• **THE TASK**
Reproduce, exactly and in full, the records that follow, minus any pictures.

• **RECORDS SHOWN**
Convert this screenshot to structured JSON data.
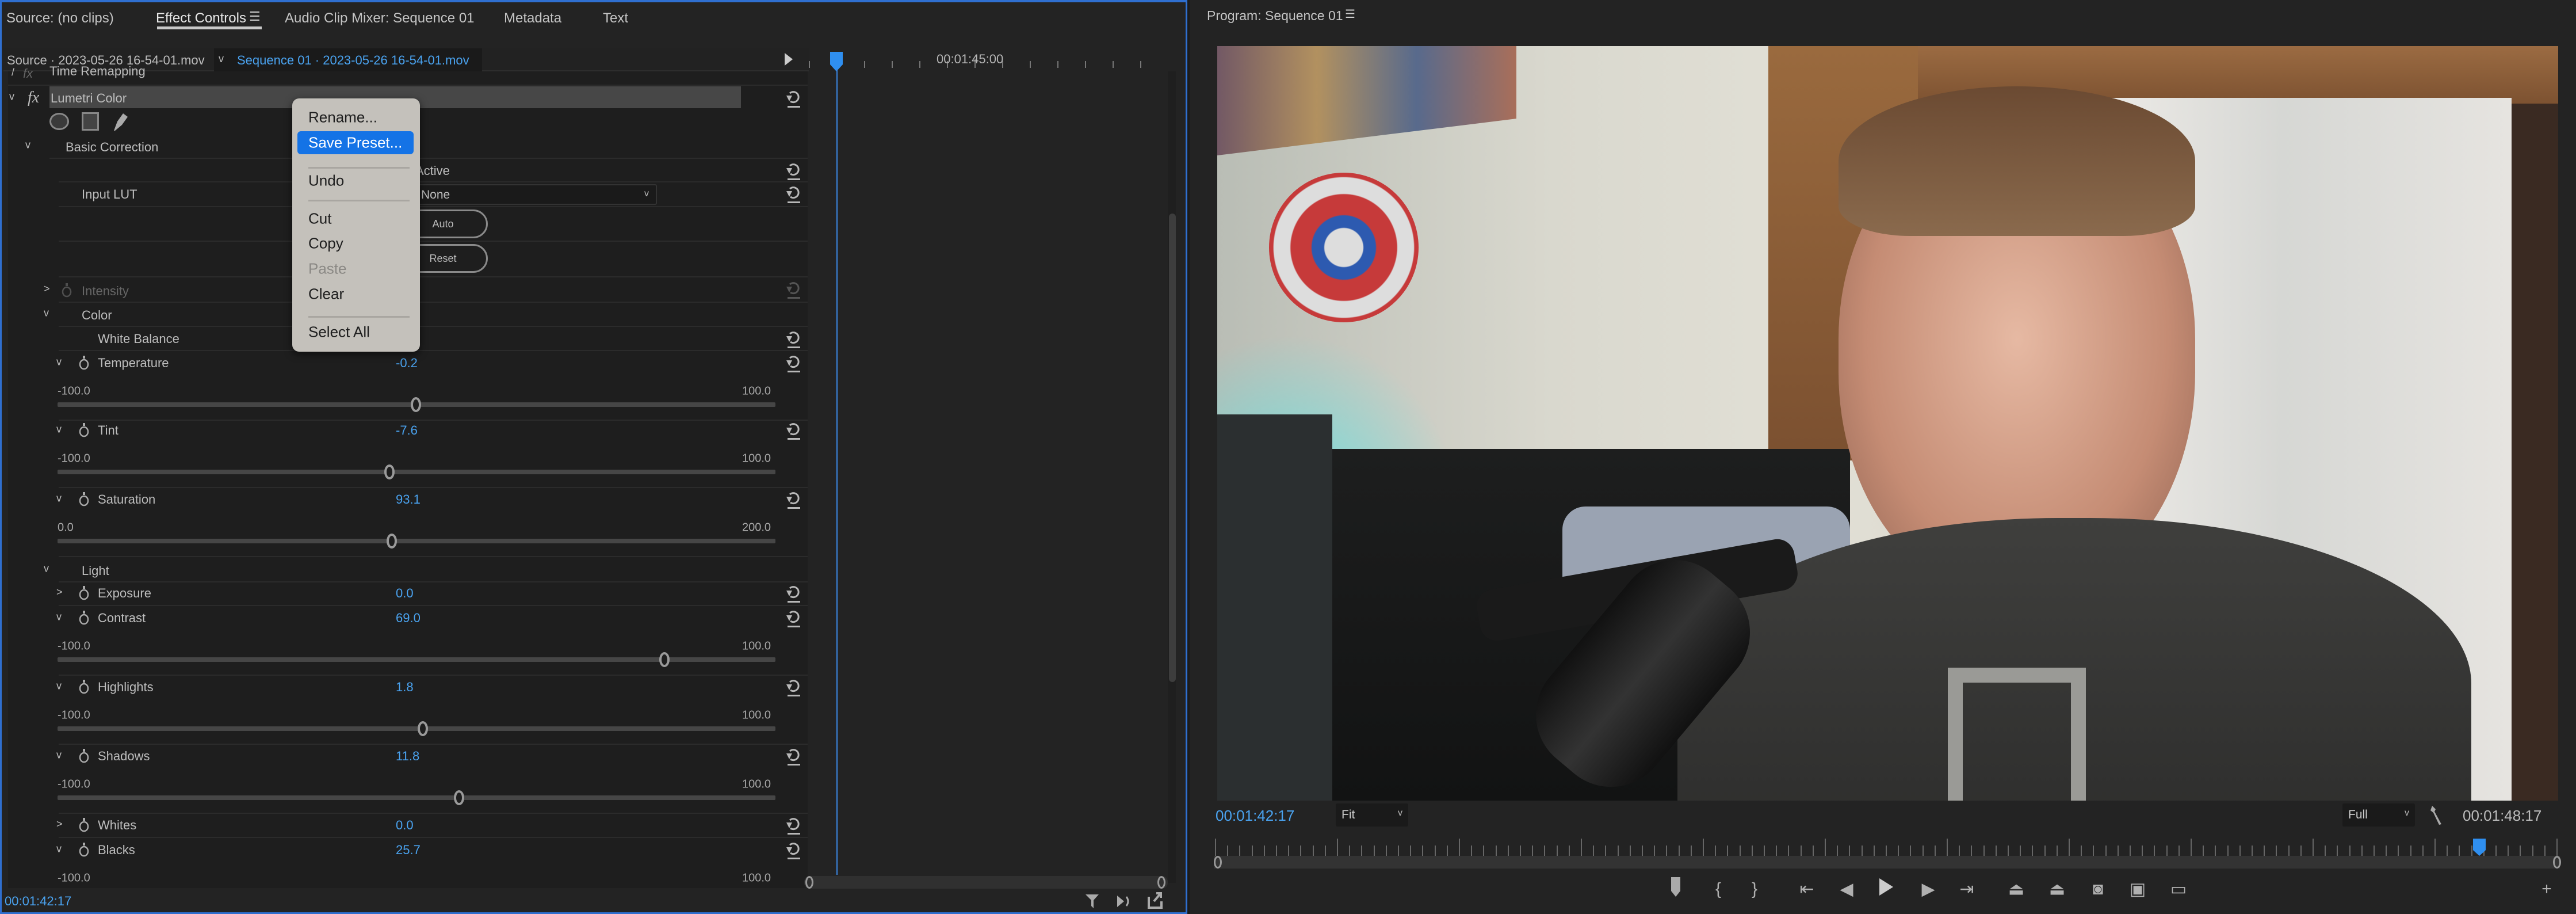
{
  "left_panel": {
    "tabs": [
      {
        "label": "Source: (no clips)"
      },
      {
        "label": "Effect Controls",
        "active": true
      },
      {
        "label": "Audio Clip Mixer: Sequence 01"
      },
      {
        "label": "Metadata"
      },
      {
        "label": "Text"
      }
    ],
    "menu_icon": "hamburger-icon",
    "source_clip": "Source · 2023-05-26 16-54-01.mov",
    "sequence_clip": "Sequence 01 · 2023-05-26 16-54-01.mov",
    "effects": {
      "time_remapping": "Time Remapping",
      "lumetri": "Lumetri Color",
      "basic_correction": "Basic Correction",
      "active_label": "Active",
      "input_lut_label": "Input LUT",
      "input_lut_value": "None",
      "auto_button": "Auto",
      "reset_button": "Reset",
      "intensity": "Intensity",
      "color": "Color",
      "white_balance": "White Balance",
      "light": "Light"
    },
    "params": [
      {
        "label": "Temperature",
        "value": "-0.2",
        "min": "-100.0",
        "max": "100.0",
        "expanded": true
      },
      {
        "label": "Tint",
        "value": "-7.6",
        "min": "-100.0",
        "max": "100.0",
        "expanded": true
      },
      {
        "label": "Saturation",
        "value": "93.1",
        "min": "0.0",
        "max": "200.0",
        "expanded": true
      },
      {
        "label": "Exposure",
        "value": "0.0",
        "expanded": false
      },
      {
        "label": "Contrast",
        "value": "69.0",
        "min": "-100.0",
        "max": "100.0",
        "expanded": true
      },
      {
        "label": "Highlights",
        "value": "1.8",
        "min": "-100.0",
        "max": "100.0",
        "expanded": true
      },
      {
        "label": "Shadows",
        "value": "11.8",
        "min": "-100.0",
        "max": "100.0",
        "expanded": true
      },
      {
        "label": "Whites",
        "value": "0.0",
        "expanded": false
      },
      {
        "label": "Blacks",
        "value": "25.7",
        "min": "-100.0",
        "max": "100.0",
        "expanded": true
      }
    ],
    "timeline_timecode": "00:01:45:00",
    "current_timecode": "00:01:42:17"
  },
  "context_menu": {
    "items": [
      {
        "label": "Rename..."
      },
      {
        "label": "Save Preset...",
        "highlighted": true
      },
      {
        "label": "Undo"
      },
      {
        "label": "Cut"
      },
      {
        "label": "Copy"
      },
      {
        "label": "Paste",
        "disabled": true
      },
      {
        "label": "Clear"
      },
      {
        "label": "Select All"
      }
    ]
  },
  "program_monitor": {
    "title": "Program: Sequence 01",
    "current_timecode": "00:01:42:17",
    "zoom": "Fit",
    "resolution": "Full",
    "duration": "00:01:48:17",
    "playhead_fraction": 0.94
  },
  "colors": {
    "accent": "#2f8ff0",
    "timecode": "#4aa3f0",
    "highlight": "#1473e6"
  }
}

• **RESPONSE TO THIS TASK**
Convert this screenshot to structured JSON data.
{
  "left_panel": {
    "tabs": [
      {
        "label": "Source: (no clips)"
      },
      {
        "label": "Effect Controls",
        "active": true
      },
      {
        "label": "Audio Clip Mixer: Sequence 01"
      },
      {
        "label": "Metadata"
      },
      {
        "label": "Text"
      }
    ],
    "menu_icon": "hamburger-icon",
    "source_clip": "Source · 2023-05-26 16-54-01.mov",
    "sequence_clip": "Sequence 01 · 2023-05-26 16-54-01.mov",
    "effects": {
      "time_remapping": "Time Remapping",
      "lumetri": "Lumetri Color",
      "basic_correction": "Basic Correction",
      "active_label": "Active",
      "input_lut_label": "Input LUT",
      "input_lut_value": "None",
      "auto_button": "Auto",
      "reset_button": "Reset",
      "intensity": "Intensity",
      "color": "Color",
      "white_balance": "White Balance",
      "light": "Light"
    },
    "params": [
      {
        "label": "Temperature",
        "value": "-0.2",
        "min": "-100.0",
        "max": "100.0",
        "expanded": true
      },
      {
        "label": "Tint",
        "value": "-7.6",
        "min": "-100.0",
        "max": "100.0",
        "expanded": true
      },
      {
        "label": "Saturation",
        "value": "93.1",
        "min": "0.0",
        "max": "200.0",
        "expanded": true
      },
      {
        "label": "Exposure",
        "value": "0.0",
        "expanded": false
      },
      {
        "label": "Contrast",
        "value": "69.0",
        "min": "-100.0",
        "max": "100.0",
        "expanded": true
      },
      {
        "label": "Highlights",
        "value": "1.8",
        "min": "-100.0",
        "max": "100.0",
        "expanded": true
      },
      {
        "label": "Shadows",
        "value": "11.8",
        "min": "-100.0",
        "max": "100.0",
        "expanded": true
      },
      {
        "label": "Whites",
        "value": "0.0",
        "expanded": false
      },
      {
        "label": "Blacks",
        "value": "25.7",
        "min": "-100.0",
        "max": "100.0",
        "expanded": true
      }
    ],
    "timeline_timecode": "00:01:45:00",
    "current_timecode": "00:01:42:17"
  },
  "context_menu": {
    "items": [
      {
        "label": "Rename..."
      },
      {
        "label": "Save Preset...",
        "highlighted": true
      },
      {
        "label": "Undo"
      },
      {
        "label": "Cut"
      },
      {
        "label": "Copy"
      },
      {
        "label": "Paste",
        "disabled": true
      },
      {
        "label": "Clear"
      },
      {
        "label": "Select All"
      }
    ]
  },
  "program_monitor": {
    "title": "Program: Sequence 01",
    "current_timecode": "00:01:42:17",
    "zoom": "Fit",
    "resolution": "Full",
    "duration": "00:01:48:17",
    "playhead_fraction": 0.94
  },
  "colors": {
    "accent": "#2f8ff0",
    "timecode": "#4aa3f0",
    "highlight": "#1473e6"
  }
}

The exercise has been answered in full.